##### Given records #####
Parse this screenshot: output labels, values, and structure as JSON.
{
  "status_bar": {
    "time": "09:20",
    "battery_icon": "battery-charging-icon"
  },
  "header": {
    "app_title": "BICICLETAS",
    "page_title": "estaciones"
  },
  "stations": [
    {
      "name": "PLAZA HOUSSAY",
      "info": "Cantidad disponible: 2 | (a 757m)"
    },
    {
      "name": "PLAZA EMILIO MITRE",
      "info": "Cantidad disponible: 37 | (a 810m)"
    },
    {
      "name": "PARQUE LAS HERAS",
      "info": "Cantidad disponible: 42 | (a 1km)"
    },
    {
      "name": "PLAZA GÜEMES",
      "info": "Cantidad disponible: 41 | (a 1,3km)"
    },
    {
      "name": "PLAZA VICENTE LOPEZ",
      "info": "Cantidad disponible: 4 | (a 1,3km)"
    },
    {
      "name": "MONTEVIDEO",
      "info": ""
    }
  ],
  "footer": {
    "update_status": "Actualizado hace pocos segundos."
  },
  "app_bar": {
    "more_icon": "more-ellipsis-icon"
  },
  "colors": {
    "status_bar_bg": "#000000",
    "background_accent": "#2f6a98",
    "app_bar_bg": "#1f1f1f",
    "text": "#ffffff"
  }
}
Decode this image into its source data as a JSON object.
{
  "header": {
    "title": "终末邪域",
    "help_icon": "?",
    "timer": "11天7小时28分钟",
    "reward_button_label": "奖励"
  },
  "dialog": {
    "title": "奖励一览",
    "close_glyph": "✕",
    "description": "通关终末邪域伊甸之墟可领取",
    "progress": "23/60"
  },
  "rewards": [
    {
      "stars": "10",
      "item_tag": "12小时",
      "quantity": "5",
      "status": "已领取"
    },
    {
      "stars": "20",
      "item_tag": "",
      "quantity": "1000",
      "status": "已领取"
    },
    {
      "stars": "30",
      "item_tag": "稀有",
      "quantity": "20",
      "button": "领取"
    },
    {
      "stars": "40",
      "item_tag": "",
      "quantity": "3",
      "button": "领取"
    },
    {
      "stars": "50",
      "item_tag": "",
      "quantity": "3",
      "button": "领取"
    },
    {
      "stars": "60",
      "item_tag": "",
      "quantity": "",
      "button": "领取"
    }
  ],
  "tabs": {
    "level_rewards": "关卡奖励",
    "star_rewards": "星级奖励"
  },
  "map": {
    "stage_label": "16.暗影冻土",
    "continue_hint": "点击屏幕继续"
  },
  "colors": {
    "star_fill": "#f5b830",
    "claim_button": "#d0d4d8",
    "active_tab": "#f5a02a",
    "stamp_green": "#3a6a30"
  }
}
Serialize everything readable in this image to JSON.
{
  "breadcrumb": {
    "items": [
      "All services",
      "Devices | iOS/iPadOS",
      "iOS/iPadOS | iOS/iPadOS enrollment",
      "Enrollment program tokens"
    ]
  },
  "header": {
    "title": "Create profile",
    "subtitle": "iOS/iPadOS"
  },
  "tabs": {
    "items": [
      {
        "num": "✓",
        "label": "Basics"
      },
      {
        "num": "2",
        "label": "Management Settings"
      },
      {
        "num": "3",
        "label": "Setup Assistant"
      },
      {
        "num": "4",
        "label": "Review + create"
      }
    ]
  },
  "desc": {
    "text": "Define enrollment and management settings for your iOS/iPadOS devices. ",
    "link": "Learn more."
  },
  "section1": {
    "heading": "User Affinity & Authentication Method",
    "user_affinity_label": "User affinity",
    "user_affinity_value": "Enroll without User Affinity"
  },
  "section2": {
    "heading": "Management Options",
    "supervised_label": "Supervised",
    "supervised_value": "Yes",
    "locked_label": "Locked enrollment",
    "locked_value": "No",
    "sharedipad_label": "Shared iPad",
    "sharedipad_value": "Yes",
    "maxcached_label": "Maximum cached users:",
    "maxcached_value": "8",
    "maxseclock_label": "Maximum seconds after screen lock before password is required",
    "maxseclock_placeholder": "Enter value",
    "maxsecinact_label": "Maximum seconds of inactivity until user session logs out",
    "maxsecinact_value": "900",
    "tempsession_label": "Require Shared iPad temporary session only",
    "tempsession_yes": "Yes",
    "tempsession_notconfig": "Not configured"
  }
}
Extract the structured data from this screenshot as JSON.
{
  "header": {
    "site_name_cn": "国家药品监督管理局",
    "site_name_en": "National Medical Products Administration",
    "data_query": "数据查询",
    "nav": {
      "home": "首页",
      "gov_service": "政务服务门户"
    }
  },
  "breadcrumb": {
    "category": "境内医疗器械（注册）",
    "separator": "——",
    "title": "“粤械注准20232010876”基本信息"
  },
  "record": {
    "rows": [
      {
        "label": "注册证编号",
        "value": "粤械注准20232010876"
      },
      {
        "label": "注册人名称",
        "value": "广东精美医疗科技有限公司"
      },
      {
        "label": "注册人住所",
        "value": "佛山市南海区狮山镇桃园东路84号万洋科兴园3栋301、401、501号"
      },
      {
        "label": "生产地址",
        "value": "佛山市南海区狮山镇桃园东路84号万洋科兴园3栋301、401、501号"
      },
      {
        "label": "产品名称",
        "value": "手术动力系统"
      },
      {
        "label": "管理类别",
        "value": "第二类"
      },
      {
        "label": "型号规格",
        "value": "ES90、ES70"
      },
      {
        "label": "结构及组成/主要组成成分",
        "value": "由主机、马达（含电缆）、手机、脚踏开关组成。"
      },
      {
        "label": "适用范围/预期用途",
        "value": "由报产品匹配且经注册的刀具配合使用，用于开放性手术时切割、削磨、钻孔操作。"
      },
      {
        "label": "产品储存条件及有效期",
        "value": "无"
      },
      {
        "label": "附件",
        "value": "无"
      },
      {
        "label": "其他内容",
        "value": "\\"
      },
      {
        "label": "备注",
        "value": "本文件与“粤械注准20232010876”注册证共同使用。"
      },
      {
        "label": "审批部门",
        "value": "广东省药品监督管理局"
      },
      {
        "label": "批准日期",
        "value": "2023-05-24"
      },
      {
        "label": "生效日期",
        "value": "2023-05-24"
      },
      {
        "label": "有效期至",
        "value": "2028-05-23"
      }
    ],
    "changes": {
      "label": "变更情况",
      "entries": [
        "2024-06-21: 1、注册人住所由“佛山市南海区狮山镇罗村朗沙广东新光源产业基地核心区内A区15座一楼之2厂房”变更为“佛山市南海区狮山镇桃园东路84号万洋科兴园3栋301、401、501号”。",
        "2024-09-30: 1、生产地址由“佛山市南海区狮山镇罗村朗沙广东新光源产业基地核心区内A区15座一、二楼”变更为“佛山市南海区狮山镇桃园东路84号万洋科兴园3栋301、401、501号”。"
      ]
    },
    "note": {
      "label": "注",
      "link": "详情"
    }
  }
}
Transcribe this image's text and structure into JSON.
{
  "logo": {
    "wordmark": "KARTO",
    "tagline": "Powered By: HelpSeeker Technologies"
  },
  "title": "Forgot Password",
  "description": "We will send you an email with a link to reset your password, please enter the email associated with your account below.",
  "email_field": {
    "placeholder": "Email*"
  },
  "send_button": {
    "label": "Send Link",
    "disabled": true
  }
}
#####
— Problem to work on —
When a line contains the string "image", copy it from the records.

— Answer section —
Decode this image into its source data as a JSON object.
Serialize everything readable in this image to JSON.
Transcribe this image's text and structure into JSON.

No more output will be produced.